In your reply, restate all of the records below word for word.

---+---

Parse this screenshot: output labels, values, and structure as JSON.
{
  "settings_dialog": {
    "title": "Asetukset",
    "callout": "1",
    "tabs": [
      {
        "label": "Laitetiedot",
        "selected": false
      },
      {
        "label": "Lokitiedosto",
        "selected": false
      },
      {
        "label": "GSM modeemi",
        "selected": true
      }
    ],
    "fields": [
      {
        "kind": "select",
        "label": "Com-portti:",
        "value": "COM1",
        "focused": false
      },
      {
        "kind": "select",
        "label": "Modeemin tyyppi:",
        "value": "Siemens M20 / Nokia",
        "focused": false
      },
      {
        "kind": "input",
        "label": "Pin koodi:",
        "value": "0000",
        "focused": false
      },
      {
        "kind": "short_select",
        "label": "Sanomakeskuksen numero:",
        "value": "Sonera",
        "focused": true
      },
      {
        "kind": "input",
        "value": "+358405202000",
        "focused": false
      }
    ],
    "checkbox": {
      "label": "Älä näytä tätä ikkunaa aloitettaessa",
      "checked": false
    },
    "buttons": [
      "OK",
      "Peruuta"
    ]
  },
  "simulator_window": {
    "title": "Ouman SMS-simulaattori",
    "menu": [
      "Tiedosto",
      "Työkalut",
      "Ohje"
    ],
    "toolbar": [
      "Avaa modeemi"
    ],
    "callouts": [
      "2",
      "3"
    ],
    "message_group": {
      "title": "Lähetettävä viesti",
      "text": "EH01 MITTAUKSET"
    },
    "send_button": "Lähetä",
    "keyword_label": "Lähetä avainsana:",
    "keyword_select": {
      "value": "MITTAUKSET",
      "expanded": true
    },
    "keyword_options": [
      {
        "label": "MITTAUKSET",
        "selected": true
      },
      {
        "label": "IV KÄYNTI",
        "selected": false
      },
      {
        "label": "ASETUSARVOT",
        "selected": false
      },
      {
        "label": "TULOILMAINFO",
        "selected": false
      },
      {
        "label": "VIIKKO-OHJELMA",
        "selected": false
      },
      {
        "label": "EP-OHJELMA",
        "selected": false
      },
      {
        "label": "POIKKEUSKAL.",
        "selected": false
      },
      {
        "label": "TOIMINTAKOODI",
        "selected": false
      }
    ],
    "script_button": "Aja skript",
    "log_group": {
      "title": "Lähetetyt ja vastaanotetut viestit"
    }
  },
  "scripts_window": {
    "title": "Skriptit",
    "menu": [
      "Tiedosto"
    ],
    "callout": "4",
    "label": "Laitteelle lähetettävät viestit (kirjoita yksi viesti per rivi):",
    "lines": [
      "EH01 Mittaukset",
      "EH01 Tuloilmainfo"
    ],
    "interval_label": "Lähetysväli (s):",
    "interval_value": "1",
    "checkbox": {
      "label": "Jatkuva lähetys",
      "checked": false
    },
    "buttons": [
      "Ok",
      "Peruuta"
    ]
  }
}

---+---

**WRITTEN SOLUTION:**
Parse this screenshot: output labels, values, and structure as JSON.
{
  "settings_dialog": {
    "title": "Asetukset",
    "callout": "1",
    "tabs": [
      {
        "label": "Laitetiedot",
        "selected": false
      },
      {
        "label": "Lokitiedosto",
        "selected": false
      },
      {
        "label": "GSM modeemi",
        "selected": true
      }
    ],
    "fields": [
      {
        "kind": "select",
        "label": "Com-portti:",
        "value": "COM1",
        "focused": false
      },
      {
        "kind": "select",
        "label": "Modeemin tyyppi:",
        "value": "Siemens M20 / Nokia",
        "focused": false
      },
      {
        "kind": "input",
        "label": "Pin koodi:",
        "value": "0000",
        "focused": false
      },
      {
        "kind": "short_select",
        "label": "Sanomakeskuksen numero:",
        "value": "Sonera",
        "focused": true
      },
      {
        "kind": "input",
        "value": "+358405202000",
        "focused": false
      }
    ],
    "checkbox": {
      "label": "Älä näytä tätä ikkunaa aloitettaessa",
      "checked": false
    },
    "buttons": [
      "OK",
      "Peruuta"
    ]
  },
  "simulator_window": {
    "title": "Ouman SMS-simulaattori",
    "menu": [
      "Tiedosto",
      "Työkalut",
      "Ohje"
    ],
    "toolbar": [
      "Avaa modeemi"
    ],
    "callouts": [
      "2",
      "3"
    ],
    "message_group": {
      "title": "Lähetettävä viesti",
      "text": "EH01 MITTAUKSET"
    },
    "send_button": "Lähetä",
    "keyword_label": "Lähetä avainsana:",
    "keyword_select": {
      "value": "MITTAUKSET",
      "expanded": true
    },
    "keyword_options": [
      {
        "label": "MITTAUKSET",
        "selected": true
      },
      {
        "label": "IV KÄYNTI",
        "selected": false
      },
      {
        "label": "ASETUSARVOT",
        "selected": false
      },
      {
        "label": "TULOILMAINFO",
        "selected": false
      },
      {
        "label": "VIIKKO-OHJELMA",
        "selected": false
      },
      {
        "label": "EP-OHJELMA",
        "selected": false
      },
      {
        "label": "POIKKEUSKAL.",
        "selected": false
      },
      {
        "label": "TOIMINTAKOODI",
        "selected": false
      }
    ],
    "script_button": "Aja skript",
    "log_group": {
      "title": "Lähetetyt ja vastaanotetut viestit"
    }
  },
  "scripts_window": {
    "title": "Skriptit",
    "menu": [
      "Tiedosto"
    ],
    "callout": "4",
    "label": "Laitteelle lähetettävät viestit (kirjoita yksi viesti per rivi):",
    "lines": [
      "EH01 Mittaukset",
      "EH01 Tuloilmainfo"
    ],
    "interval_label": "Lähetysväli (s):",
    "interval_value": "1",
    "checkbox": {
      "label": "Jatkuva lähetys",
      "checked": false
    },
    "buttons": [
      "Ok",
      "Peruuta"
    ]
  }
}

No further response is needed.